* What the task asks
Look through the entries for the line containing "Output a JSON". Then output that line and every line after it, exactly, to the end.

* Data records for software interfaces
-.-.-
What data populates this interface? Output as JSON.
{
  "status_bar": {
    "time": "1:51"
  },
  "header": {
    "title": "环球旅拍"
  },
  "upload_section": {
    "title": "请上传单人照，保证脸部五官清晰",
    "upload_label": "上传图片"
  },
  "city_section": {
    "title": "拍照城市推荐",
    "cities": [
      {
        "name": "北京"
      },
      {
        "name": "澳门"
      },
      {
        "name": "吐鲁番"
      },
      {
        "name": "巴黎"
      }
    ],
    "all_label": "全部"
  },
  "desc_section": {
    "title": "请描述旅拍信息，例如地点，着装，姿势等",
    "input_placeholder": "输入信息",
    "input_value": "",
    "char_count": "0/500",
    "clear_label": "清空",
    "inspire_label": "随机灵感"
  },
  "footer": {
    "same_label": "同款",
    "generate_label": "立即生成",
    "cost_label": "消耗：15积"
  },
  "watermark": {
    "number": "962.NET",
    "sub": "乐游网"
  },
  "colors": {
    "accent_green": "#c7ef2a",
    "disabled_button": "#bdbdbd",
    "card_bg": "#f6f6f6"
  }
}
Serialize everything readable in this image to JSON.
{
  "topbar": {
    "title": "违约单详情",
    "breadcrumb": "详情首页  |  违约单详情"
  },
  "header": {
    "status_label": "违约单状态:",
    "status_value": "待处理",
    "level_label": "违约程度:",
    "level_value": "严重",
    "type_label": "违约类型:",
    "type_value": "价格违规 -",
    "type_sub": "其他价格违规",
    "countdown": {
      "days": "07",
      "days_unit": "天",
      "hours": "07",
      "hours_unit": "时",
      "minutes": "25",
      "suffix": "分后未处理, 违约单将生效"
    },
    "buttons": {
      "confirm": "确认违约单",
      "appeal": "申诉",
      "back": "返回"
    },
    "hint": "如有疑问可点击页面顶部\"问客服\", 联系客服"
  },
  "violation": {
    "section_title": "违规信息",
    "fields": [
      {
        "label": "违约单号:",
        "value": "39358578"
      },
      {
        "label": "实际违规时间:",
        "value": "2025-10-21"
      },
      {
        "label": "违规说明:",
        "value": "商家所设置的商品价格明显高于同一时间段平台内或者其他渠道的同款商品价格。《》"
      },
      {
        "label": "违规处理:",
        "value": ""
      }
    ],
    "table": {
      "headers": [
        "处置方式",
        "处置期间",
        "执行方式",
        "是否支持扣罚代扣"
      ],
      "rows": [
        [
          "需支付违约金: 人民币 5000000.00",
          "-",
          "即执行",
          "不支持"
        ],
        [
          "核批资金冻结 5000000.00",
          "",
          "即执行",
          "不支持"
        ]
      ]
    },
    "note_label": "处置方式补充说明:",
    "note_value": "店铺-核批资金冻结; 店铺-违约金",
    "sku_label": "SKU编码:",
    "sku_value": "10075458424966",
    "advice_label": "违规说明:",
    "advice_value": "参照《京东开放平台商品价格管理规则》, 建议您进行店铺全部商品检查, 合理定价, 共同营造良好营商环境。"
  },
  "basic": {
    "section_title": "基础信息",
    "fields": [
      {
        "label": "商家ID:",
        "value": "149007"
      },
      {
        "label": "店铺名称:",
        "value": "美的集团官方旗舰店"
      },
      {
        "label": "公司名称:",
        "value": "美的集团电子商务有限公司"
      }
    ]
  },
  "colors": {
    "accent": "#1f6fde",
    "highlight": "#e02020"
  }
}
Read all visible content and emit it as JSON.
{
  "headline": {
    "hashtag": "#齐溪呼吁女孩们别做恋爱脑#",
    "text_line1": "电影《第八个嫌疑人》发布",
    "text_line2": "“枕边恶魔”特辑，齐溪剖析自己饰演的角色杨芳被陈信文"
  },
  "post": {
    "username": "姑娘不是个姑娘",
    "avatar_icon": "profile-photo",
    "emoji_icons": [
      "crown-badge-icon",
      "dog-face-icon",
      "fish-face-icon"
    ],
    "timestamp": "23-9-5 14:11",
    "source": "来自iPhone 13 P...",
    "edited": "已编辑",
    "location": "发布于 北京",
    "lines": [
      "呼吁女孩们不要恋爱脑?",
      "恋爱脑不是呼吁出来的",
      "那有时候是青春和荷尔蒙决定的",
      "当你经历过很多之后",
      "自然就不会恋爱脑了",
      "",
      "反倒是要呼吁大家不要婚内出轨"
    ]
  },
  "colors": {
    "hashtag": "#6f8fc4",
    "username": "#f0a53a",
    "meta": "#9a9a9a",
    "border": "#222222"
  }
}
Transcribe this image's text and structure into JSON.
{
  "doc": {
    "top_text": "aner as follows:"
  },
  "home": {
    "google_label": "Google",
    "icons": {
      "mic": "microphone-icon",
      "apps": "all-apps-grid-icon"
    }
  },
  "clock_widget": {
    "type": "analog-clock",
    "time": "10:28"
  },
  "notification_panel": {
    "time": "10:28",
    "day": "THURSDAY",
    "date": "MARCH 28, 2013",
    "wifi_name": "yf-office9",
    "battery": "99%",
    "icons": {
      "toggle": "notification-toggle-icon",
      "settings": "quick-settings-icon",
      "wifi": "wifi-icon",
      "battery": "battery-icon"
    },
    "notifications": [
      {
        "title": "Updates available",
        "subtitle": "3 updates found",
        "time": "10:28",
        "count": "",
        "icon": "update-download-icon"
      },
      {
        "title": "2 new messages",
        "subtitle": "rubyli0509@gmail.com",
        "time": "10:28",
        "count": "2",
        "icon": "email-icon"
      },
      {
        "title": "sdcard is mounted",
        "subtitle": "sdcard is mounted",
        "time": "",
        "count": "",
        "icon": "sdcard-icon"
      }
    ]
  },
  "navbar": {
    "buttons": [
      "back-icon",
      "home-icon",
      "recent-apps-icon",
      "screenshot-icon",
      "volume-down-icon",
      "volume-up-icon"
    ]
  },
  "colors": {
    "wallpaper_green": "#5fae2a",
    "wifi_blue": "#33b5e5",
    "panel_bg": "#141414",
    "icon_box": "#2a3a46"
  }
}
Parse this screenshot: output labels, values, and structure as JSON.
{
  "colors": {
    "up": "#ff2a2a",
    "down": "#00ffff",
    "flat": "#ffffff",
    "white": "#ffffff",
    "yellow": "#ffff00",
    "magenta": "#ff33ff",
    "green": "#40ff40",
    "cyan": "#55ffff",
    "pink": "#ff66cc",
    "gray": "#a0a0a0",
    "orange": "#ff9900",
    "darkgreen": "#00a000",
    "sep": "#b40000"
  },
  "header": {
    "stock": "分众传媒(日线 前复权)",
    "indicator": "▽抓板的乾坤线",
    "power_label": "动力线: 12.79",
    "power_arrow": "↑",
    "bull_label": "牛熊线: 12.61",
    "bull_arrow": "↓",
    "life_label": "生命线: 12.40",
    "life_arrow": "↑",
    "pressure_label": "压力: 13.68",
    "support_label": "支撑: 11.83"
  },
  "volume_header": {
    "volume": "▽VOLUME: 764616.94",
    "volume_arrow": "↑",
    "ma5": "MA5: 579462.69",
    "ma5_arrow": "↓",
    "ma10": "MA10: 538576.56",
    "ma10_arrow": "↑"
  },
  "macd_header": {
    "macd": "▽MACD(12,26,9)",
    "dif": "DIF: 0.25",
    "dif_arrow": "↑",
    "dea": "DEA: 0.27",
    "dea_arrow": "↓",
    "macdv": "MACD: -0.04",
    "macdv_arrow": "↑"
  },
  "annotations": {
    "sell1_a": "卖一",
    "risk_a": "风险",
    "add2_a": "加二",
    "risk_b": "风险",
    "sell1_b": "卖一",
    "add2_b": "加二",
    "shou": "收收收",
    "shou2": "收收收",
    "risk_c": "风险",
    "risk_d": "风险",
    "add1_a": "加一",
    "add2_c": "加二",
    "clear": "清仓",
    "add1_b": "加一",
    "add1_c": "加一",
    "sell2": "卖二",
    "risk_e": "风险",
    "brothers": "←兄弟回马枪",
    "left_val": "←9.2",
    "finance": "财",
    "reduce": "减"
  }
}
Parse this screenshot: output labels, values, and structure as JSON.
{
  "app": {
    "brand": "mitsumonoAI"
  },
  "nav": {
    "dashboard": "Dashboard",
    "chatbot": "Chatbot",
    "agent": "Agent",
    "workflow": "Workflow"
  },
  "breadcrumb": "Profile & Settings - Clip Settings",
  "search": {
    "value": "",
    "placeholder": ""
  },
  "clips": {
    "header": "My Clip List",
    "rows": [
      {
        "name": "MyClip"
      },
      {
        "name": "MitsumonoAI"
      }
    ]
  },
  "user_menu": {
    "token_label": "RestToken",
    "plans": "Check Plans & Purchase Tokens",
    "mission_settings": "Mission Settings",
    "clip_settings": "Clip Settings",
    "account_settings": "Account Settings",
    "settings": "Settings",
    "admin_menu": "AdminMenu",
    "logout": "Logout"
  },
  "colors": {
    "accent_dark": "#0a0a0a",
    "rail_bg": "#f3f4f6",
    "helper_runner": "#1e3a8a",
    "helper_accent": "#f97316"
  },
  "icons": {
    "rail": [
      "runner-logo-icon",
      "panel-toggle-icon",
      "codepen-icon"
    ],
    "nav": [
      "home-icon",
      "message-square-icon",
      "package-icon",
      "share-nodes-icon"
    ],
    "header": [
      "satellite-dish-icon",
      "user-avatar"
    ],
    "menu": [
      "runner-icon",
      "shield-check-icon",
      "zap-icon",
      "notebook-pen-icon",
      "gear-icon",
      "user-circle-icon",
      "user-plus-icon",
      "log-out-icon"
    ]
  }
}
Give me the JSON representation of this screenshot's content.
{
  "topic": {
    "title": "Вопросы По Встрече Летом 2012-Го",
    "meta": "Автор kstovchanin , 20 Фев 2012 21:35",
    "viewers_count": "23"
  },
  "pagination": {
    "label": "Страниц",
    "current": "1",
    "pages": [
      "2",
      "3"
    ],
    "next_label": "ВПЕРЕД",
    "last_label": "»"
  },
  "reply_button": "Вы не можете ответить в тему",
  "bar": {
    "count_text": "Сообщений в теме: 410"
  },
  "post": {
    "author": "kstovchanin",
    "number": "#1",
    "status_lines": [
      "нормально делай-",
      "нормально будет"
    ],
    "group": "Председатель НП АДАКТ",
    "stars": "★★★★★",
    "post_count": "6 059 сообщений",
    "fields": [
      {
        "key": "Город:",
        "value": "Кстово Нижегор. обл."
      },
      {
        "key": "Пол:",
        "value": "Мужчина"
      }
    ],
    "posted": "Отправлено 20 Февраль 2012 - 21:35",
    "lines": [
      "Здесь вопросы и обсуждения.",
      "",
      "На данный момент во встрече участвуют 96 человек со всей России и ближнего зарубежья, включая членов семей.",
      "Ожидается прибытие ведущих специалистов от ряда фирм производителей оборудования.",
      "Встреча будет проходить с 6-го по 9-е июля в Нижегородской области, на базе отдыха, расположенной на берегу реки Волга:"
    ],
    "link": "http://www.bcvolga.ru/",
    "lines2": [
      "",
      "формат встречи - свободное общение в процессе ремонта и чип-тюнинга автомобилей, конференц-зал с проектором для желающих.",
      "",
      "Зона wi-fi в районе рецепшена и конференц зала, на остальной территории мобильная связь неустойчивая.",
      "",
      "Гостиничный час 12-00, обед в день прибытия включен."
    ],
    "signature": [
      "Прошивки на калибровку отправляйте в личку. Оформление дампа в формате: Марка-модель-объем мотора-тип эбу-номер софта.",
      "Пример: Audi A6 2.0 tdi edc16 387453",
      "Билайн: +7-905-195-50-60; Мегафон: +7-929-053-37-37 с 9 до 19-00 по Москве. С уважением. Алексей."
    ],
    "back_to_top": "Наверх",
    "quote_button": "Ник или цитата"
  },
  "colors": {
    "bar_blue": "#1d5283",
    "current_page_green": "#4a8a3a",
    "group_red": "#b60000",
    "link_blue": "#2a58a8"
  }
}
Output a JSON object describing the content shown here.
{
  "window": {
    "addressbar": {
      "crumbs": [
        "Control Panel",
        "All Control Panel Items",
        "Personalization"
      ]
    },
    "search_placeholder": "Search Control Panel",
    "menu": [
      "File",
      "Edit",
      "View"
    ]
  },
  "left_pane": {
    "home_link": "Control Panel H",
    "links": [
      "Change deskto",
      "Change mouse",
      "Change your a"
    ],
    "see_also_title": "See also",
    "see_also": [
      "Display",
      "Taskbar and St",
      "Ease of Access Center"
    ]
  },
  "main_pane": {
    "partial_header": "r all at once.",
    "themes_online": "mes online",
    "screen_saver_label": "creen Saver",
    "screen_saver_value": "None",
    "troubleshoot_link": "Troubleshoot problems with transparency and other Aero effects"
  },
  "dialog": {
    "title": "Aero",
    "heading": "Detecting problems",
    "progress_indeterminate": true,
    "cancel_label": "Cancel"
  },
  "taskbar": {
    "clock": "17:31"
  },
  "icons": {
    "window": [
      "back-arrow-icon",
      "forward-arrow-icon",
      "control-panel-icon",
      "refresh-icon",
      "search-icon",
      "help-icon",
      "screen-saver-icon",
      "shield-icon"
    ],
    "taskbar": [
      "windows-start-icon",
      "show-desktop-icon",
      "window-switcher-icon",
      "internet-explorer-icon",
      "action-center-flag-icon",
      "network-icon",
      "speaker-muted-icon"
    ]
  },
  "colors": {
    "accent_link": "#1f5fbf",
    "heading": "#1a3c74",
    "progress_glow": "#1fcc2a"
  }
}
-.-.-
* Result below
Output a JSON object describing the content shown here.
{
  "window": {
    "addressbar": {
      "crumbs": [
        "Control Panel",
        "All Control Panel Items",
        "Personalization"
      ]
    },
    "search_placeholder": "Search Control Panel",
    "menu": [
      "File",
      "Edit",
      "View"
    ]
  },
  "left_pane": {
    "home_link": "Control Panel H",
    "links": [
      "Change deskto",
      "Change mouse",
      "Change your a"
    ],
    "see_also_title": "See also",
    "see_also": [
      "Display",
      "Taskbar and St",
      "Ease of Access Center"
    ]
  },
  "main_pane": {
    "partial_header": "r all at once.",
    "themes_online": "mes online",
    "screen_saver_label": "creen Saver",
    "screen_saver_value": "None",
    "troubleshoot_link": "Troubleshoot problems with transparency and other Aero effects"
  },
  "dialog": {
    "title": "Aero",
    "heading": "Detecting problems",
    "progress_indeterminate": true,
    "cancel_label": "Cancel"
  },
  "taskbar": {
    "clock": "17:31"
  },
  "icons": {
    "window": [
      "back-arrow-icon",
      "forward-arrow-icon",
      "control-panel-icon",
      "refresh-icon",
      "search-icon",
      "help-icon",
      "screen-saver-icon",
      "shield-icon"
    ],
    "taskbar": [
      "windows-start-icon",
      "show-desktop-icon",
      "window-switcher-icon",
      "internet-explorer-icon",
      "action-center-flag-icon",
      "network-icon",
      "speaker-muted-icon"
    ]
  },
  "colors": {
    "accent_link": "#1f5fbf",
    "heading": "#1a3c74",
    "progress_glow": "#1fcc2a"
  }
}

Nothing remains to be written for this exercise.